Joe Blades (1961-2020) died suddenly of natural causes recently. (His obituary here.)
His epitaph could be “I publish, therefore I am.” He was the Randolph Hearst of the invisible poets (without the money). He just kept growing his obsessive poetry publishing, journal keeping, and visual pieces undaunted by what others might have thought of him or his work.
In the 1980s, Joe was a beacon for “disembodied poets” in Halifax and beyond. He hung around NSCAD and published BSPS: Bourbon Street Poetry Society zine. Later he grew it into a reputable literary journal, which published both local and international poets, and named it Poetry Halifax Dartmouth for the pols, after the fact that he single-handedly procured $5,000 annually from city council to publish it, but he referred to it as PHD cuz he liked acronyms. In that feathered nest, he was also able to bring in a few poets from hither and yon to read now and then. It’s amazing how generous the local government was in the 1980s (or how stingy they are now) but, then again, people like Joe are rare—he went after things that would support his endeavours in a style like no one else.
I remember the first time I met him at the Banff Centre (then the Banff School of Fine Arts) in 1982. Everyone on campus was in a juried program—except Joe. He was just there, having drifted in from the east coast I guess to make inroads in the literary landscape—mingling, schmoozing, etc. I thought that was incredible, very determined and ballsy. He looked the part, for sure—tall, lanky, mysteriously shy and brooding, long blond hair and he had that poetic name “Joe Blades.” I thought it must be a creation to make him even more enigmatic than he was. He would have only been 21 then.
Back in Halifax, we were kind of a writing group that would meet at the Seahorse Tavern, or La Cave Restaurant, supporting each other’s poems, identifying as a minuscule sub-culture—Kathy Mac, Eleanor Schonmeier and her Navy guy husband, Deirdre Dwyer, Shirley, Amy Whitmore, Joe, a yoga poet named James, an older math professor with a much younger wife, a couple others.
Then there were the Poetry Sweatshops at the Lower Deck that Joe and Kathy introduced. I loved those. One time the word we had 20 minutes to write on was “novelty.” Perfect because that was the age of “the cult of novelty.” Joe, being a recent grad of NSCAD, incorporated novelty into his pieces, having been educated by true, blue conceptualists for which that shining light for the Artspeak cognoscenti was famous.
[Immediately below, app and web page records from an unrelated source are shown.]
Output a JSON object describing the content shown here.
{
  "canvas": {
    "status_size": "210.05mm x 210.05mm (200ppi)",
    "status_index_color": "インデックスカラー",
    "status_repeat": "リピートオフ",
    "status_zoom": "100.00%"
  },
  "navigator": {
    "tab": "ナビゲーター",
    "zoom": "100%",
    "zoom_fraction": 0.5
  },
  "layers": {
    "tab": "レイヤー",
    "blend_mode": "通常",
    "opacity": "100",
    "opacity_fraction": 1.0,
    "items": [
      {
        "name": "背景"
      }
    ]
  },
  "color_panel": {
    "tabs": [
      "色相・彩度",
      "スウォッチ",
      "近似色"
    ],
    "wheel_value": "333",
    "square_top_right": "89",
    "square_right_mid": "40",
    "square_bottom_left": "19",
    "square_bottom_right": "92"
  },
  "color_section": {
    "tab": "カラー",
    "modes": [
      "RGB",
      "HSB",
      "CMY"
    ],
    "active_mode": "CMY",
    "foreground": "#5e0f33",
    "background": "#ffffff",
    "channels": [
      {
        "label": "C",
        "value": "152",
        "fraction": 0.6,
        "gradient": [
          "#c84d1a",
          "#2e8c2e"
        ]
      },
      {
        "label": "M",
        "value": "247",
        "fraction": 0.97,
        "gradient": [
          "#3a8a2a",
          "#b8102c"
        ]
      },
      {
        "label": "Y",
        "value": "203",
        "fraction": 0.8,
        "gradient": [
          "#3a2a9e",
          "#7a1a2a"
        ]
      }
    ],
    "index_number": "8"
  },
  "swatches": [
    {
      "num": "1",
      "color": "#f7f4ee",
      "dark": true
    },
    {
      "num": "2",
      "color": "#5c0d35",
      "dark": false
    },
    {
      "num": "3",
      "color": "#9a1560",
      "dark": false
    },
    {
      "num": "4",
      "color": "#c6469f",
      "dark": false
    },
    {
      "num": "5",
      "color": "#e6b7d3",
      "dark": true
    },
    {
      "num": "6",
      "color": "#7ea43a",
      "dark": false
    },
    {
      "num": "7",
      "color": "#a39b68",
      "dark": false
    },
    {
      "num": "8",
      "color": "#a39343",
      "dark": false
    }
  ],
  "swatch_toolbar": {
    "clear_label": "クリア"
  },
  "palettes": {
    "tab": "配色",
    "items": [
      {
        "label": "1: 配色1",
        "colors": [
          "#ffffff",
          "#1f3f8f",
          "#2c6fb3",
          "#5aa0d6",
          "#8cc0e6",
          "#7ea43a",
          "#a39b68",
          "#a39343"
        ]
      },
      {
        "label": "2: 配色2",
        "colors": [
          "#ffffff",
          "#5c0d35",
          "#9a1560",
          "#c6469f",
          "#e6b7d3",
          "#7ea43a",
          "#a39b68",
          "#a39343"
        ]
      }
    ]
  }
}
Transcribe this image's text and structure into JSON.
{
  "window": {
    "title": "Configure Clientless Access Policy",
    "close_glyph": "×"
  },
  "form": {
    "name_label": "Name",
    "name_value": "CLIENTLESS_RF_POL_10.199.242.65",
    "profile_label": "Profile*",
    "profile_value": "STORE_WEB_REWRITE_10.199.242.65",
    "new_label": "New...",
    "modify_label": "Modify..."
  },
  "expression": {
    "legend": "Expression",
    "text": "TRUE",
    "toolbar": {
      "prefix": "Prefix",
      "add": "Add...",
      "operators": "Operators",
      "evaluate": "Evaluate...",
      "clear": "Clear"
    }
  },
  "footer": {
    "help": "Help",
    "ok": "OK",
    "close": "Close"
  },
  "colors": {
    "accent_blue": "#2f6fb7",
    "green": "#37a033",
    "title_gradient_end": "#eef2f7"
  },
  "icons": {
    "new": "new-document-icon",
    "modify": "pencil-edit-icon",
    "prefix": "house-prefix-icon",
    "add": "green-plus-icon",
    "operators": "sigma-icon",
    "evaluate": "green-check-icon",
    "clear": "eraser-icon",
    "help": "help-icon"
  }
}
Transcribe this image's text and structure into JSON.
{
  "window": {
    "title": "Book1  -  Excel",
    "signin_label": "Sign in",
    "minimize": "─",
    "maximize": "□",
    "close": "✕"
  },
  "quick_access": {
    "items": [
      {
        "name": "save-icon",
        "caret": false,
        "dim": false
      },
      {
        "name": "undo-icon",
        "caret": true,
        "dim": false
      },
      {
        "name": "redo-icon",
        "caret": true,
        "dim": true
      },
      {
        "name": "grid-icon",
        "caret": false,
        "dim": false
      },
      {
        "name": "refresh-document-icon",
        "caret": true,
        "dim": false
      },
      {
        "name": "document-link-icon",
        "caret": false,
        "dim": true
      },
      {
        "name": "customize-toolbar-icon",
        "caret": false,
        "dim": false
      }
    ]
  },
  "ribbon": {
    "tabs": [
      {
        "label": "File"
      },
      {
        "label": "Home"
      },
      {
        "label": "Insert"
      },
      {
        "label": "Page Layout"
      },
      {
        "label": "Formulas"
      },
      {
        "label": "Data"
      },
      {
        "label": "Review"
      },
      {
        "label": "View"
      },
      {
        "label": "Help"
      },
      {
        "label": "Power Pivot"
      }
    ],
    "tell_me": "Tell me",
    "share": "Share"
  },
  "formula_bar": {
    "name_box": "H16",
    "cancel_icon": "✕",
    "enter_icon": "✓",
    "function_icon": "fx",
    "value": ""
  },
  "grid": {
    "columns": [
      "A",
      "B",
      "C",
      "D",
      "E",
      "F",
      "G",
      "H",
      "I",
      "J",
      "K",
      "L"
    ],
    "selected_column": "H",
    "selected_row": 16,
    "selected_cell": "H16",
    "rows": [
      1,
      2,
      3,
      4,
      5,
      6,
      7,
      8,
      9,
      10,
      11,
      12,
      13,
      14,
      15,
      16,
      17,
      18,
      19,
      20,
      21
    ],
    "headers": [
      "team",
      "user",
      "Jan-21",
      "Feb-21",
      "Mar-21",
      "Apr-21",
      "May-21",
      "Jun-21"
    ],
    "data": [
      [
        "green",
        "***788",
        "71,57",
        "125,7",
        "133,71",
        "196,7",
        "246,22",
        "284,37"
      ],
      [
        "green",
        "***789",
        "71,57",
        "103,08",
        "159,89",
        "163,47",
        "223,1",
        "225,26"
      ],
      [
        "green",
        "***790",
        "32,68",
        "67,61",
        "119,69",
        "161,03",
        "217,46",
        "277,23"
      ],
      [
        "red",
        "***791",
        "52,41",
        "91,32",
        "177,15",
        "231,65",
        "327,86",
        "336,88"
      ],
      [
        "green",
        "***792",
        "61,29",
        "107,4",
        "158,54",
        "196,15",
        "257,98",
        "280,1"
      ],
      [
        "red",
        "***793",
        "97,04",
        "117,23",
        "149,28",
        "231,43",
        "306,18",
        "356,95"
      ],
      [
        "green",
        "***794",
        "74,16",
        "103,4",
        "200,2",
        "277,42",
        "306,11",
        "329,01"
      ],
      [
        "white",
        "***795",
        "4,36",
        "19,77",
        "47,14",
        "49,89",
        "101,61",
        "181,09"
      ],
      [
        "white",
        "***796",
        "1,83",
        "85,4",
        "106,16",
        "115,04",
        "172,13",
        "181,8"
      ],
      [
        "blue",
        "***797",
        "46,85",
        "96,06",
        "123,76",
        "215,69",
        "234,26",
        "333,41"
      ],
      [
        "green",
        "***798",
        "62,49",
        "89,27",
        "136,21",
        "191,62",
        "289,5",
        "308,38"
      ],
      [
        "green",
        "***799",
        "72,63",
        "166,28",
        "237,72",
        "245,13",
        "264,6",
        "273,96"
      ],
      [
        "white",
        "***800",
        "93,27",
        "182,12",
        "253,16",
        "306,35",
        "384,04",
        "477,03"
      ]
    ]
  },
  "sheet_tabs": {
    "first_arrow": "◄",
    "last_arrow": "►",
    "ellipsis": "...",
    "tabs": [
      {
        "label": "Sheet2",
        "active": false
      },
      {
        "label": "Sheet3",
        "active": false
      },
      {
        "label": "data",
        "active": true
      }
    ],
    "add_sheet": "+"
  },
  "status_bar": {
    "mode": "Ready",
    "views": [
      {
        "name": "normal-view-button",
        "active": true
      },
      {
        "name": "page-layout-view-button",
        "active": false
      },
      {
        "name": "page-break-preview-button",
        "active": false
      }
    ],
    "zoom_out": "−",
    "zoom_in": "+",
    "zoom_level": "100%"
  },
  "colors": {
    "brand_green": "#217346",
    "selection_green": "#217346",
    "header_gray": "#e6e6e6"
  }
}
I last saw him at the Maritime Writers’ Workshop in Fredericton. We were in the tiny poetry corner space with Yvonne Trainor as the mentor.
He moved to Fredericton around 1990 and gave me the PHD archives and administrative and editorial tasks of keeping it going. Soon, I had to leave the Maritimes to find work and gave it to Mark Hamilton to run. Then it died and the city hasn’t funded a poetry magazine since. That’s how rare Joe Blades, the poetry instigator, was.
It helps to reminisce that once upon a time there was an impresario and poetry aficionado named Joe Blades who kept putting himself and the work out there for anyone to see and hear.